Omit the images and return the remaining entries unchanged.

[Dataset records]
▬▬▬

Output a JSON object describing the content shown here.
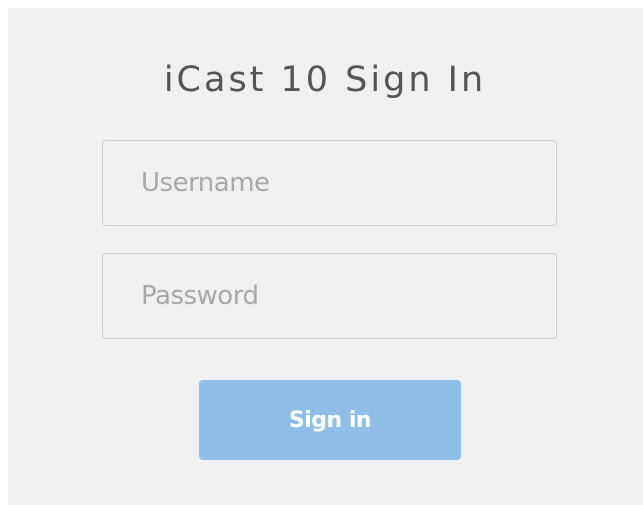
{
  "login": {
    "title": "iCast 10 Sign In",
    "username": {
      "value": "",
      "placeholder": "Username"
    },
    "password": {
      "value": "",
      "placeholder": "Password"
    },
    "submit_label": "Sign in"
  },
  "colors": {
    "panel_background": "#f0f0f0",
    "field_border": "#cfcfcf",
    "placeholder_text": "#a6a9ac",
    "title_text": "#555555",
    "button_background": "#8fbfe9",
    "button_text": "#ffffff"
  }
}
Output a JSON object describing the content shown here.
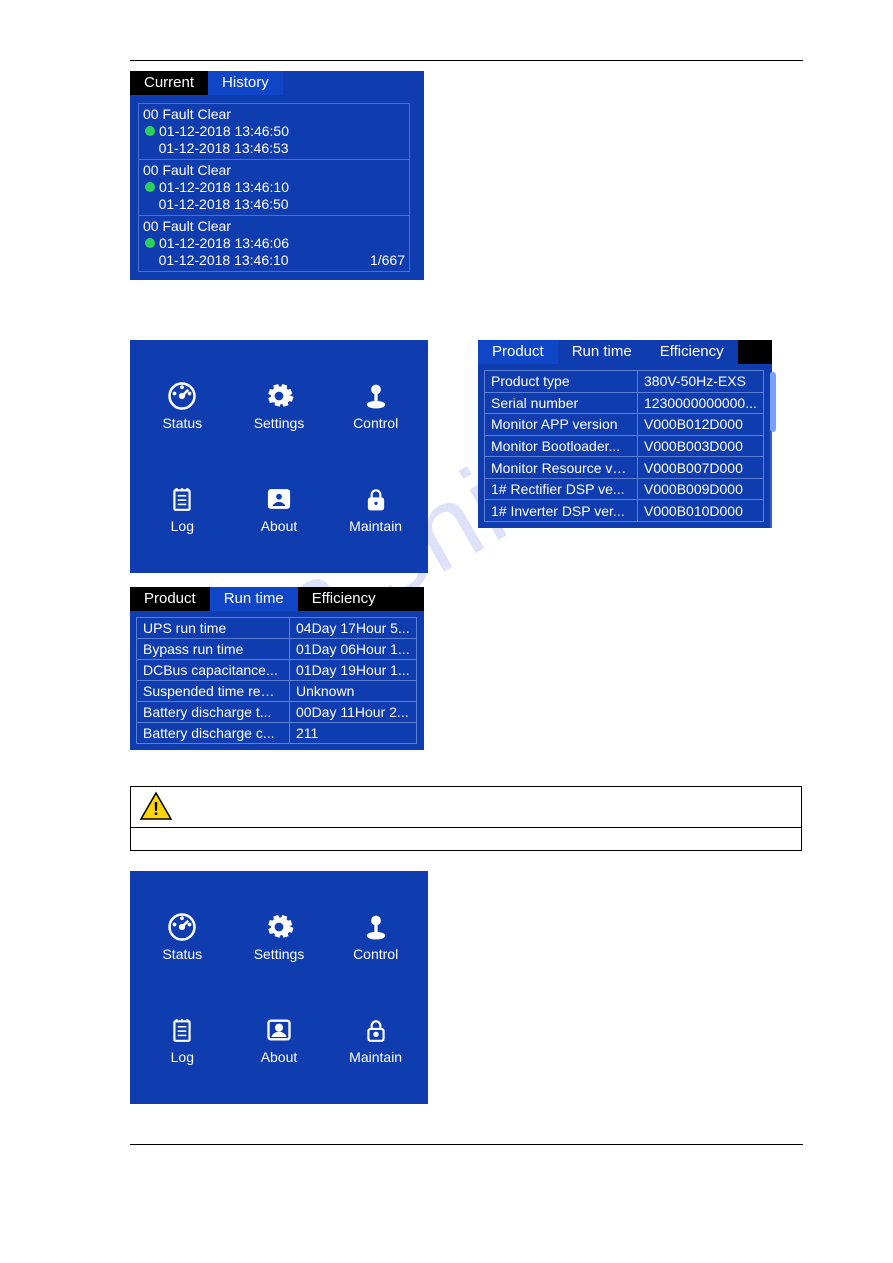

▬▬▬

Solved exercise:
Output a JSON object describing the content shown here.
{
  "login": {
    "title": "iCast 10 Sign In",
    "username": {
      "value": "",
      "placeholder": "Username"
    },
    "password": {
      "value": "",
      "placeholder": "Password"
    },
    "submit_label": "Sign in"
  },
  "colors": {
    "panel_background": "#f0f0f0",
    "field_border": "#cfcfcf",
    "placeholder_text": "#a6a9ac",
    "title_text": "#555555",
    "button_background": "#8fbfe9",
    "button_text": "#ffffff"
  }
}
Output a JSON object describing the content shown here.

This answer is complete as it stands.